- _TASK TO CARRY OUT_
Go through the entries below and return every line that contains "BorderThickness".

- _Dataset items_
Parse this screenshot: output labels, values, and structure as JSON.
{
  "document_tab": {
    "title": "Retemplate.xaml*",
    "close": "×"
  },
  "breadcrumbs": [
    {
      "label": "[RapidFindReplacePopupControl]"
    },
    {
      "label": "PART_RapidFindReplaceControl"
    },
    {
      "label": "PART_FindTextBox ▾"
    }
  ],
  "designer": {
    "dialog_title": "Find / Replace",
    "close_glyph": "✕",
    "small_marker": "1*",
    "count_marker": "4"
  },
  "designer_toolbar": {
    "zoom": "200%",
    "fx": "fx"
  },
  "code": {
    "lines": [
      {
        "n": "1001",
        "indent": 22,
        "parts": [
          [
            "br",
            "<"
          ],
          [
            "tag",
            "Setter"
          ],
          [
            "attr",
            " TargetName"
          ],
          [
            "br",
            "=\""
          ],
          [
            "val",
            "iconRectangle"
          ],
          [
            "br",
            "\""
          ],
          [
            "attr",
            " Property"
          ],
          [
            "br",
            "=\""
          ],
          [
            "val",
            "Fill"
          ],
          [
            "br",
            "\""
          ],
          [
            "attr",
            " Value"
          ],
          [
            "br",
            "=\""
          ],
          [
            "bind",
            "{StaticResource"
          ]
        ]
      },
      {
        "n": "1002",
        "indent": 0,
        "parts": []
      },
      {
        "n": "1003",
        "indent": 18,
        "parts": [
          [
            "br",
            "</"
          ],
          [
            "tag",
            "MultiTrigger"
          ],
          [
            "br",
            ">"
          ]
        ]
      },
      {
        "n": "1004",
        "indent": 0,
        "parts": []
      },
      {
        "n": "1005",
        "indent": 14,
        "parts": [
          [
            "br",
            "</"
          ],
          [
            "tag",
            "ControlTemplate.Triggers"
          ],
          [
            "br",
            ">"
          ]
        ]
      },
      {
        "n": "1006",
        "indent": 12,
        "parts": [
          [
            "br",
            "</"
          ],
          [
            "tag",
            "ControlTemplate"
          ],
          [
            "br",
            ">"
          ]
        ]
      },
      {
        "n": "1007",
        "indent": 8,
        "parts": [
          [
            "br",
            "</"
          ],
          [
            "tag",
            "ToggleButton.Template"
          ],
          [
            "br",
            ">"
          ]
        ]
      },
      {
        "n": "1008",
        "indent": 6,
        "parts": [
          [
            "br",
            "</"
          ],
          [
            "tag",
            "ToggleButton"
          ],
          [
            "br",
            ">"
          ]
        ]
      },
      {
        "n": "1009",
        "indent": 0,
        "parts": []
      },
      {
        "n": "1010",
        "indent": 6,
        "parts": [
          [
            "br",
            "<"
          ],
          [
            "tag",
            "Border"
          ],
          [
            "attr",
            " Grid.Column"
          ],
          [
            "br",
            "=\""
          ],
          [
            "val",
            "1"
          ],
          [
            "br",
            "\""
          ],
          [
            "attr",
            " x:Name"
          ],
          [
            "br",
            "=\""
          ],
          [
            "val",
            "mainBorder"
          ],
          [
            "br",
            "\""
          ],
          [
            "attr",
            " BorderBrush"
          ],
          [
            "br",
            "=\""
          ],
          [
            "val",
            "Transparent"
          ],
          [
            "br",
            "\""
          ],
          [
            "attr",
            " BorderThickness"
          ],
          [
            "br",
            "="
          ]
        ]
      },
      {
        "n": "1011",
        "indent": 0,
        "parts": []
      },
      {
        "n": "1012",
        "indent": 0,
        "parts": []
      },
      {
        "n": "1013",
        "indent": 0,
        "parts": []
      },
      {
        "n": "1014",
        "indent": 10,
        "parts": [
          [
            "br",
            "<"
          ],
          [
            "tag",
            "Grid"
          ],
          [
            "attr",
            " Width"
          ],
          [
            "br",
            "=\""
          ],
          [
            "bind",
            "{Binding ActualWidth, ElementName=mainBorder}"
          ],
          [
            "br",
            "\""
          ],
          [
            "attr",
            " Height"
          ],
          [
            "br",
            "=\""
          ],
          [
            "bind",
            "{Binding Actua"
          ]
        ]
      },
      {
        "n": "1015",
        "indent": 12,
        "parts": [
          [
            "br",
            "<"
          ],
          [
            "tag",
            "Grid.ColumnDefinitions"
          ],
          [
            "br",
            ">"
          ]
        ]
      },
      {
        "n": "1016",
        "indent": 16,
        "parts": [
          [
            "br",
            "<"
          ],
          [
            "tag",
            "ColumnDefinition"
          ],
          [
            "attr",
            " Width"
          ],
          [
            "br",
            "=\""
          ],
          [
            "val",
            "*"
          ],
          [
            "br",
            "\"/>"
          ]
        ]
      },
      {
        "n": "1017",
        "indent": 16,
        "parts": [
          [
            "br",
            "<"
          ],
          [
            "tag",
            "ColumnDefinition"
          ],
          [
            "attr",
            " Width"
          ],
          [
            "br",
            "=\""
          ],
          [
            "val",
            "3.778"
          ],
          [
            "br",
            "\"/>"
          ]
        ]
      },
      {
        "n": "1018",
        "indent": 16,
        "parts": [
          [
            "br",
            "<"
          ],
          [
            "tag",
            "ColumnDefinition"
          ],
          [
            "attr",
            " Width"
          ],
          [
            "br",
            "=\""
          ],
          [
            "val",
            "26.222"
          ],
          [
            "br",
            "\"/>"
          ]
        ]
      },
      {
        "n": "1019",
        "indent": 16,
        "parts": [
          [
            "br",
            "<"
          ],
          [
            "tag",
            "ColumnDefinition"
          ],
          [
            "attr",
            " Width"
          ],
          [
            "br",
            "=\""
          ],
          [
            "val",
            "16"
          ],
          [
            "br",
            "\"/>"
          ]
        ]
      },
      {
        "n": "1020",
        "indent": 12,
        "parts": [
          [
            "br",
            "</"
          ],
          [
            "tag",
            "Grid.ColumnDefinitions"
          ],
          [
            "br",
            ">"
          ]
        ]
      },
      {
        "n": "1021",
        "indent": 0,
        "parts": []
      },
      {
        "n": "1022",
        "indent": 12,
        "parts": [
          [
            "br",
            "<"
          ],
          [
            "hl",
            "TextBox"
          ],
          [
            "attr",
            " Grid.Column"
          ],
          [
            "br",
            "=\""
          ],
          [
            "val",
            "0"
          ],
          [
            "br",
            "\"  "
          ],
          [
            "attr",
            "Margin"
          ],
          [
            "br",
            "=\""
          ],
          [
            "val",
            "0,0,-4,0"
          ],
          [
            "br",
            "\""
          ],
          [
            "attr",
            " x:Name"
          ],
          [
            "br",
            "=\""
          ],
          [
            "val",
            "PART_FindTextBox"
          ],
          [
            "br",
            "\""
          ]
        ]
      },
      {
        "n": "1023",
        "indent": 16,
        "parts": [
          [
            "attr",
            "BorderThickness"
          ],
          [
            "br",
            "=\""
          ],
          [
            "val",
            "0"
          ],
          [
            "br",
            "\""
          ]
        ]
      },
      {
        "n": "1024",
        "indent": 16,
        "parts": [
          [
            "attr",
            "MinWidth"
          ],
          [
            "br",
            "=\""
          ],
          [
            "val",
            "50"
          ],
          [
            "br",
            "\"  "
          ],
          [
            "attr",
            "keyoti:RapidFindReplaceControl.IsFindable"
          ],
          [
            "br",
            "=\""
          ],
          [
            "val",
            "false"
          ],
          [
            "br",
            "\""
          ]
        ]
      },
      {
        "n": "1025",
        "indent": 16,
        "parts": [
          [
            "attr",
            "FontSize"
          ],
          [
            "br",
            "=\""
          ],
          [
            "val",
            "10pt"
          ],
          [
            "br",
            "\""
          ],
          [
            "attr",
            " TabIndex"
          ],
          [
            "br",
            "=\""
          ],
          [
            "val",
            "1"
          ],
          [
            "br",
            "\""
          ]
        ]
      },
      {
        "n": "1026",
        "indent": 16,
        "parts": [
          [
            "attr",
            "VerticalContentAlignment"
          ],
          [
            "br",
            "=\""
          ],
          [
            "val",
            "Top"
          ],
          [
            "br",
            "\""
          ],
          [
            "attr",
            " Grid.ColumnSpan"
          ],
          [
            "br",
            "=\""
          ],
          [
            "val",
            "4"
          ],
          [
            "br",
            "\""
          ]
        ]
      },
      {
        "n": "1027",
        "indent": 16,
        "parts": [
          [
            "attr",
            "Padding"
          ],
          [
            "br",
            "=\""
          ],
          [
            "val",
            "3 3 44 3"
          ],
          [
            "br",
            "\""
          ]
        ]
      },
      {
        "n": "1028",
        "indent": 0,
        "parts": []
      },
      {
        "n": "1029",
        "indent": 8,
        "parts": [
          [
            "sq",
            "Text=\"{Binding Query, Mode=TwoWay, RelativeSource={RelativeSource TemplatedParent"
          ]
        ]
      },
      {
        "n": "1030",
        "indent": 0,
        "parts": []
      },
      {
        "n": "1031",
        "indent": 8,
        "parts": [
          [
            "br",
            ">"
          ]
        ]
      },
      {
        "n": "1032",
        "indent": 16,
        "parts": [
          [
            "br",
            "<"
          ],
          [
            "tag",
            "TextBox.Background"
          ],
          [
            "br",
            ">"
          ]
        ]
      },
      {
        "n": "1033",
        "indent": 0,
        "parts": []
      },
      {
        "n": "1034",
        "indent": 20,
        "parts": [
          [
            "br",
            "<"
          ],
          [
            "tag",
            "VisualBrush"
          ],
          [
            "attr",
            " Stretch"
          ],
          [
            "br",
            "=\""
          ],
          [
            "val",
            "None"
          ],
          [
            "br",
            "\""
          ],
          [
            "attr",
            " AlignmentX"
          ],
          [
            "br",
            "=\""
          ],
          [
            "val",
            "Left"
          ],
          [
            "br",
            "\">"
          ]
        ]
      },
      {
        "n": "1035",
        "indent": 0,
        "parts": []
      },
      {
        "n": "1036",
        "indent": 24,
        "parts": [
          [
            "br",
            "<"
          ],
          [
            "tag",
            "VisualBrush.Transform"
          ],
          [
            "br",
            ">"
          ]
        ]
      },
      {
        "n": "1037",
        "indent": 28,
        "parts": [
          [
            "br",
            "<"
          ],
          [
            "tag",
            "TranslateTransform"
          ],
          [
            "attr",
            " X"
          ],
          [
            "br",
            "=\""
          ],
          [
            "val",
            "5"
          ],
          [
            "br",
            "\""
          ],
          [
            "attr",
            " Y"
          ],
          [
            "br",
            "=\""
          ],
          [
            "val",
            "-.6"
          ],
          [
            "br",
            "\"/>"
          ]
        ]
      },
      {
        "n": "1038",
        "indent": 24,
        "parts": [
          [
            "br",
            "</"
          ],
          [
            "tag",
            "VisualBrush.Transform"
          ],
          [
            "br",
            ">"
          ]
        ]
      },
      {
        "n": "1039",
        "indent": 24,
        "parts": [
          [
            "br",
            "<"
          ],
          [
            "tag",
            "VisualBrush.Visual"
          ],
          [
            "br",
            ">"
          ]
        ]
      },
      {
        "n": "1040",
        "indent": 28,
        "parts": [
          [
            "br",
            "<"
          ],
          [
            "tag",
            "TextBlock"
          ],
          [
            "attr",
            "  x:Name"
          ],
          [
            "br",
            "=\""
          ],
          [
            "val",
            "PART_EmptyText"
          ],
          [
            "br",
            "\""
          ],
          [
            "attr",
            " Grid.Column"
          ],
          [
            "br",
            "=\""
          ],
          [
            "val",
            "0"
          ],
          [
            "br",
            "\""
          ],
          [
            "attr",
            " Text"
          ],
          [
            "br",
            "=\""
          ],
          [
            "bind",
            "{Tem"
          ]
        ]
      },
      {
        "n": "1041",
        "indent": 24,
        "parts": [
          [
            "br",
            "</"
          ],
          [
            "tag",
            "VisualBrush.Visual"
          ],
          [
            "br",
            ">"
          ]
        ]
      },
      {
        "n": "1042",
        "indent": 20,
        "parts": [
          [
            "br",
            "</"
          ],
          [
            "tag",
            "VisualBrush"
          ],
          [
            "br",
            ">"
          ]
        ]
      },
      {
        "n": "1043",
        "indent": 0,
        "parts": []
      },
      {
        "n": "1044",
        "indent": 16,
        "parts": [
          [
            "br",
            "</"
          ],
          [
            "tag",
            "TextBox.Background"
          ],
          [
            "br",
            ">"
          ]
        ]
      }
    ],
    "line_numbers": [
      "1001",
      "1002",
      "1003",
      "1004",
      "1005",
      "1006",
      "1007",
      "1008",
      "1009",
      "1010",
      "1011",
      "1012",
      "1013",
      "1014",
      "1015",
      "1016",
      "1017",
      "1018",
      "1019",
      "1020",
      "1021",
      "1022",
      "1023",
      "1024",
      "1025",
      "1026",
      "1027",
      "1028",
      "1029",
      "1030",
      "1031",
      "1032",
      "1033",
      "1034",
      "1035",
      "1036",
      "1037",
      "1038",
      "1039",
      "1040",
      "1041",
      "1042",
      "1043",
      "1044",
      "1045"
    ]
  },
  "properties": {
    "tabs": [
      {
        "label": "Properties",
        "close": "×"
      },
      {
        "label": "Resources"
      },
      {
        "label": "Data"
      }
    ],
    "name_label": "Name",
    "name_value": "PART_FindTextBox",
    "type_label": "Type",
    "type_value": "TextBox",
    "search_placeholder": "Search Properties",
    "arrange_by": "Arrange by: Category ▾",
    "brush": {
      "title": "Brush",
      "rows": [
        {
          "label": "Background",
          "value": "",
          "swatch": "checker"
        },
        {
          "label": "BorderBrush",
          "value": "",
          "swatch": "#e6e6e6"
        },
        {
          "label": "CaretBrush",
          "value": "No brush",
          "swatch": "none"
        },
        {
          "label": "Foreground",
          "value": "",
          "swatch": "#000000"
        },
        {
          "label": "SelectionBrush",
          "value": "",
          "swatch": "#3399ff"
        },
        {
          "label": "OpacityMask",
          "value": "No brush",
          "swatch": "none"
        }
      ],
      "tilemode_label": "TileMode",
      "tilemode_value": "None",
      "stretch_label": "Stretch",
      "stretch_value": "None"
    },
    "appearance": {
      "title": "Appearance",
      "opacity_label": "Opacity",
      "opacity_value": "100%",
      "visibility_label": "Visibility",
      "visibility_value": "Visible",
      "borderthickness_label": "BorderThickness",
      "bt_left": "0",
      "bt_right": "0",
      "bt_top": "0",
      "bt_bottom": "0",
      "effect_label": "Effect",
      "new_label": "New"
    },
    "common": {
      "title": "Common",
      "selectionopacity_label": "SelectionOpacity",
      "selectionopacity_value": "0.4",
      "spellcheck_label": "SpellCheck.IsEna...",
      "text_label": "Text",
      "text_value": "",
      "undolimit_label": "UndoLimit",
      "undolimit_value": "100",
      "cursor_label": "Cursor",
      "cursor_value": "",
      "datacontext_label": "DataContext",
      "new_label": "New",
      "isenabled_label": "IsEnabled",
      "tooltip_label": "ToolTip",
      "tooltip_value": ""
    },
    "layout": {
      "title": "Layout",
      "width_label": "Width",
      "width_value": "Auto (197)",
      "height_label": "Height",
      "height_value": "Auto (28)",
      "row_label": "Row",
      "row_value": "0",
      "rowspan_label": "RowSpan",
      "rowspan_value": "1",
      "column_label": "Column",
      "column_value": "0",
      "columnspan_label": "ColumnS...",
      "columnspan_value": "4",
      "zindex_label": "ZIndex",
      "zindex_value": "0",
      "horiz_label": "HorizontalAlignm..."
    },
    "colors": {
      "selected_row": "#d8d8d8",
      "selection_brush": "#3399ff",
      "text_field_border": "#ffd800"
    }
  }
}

- _SOLUTION TO THIS PROBLEM_
            " BorderThickness"
            "BorderThickness"
      "borderthickness_label": "BorderThickness",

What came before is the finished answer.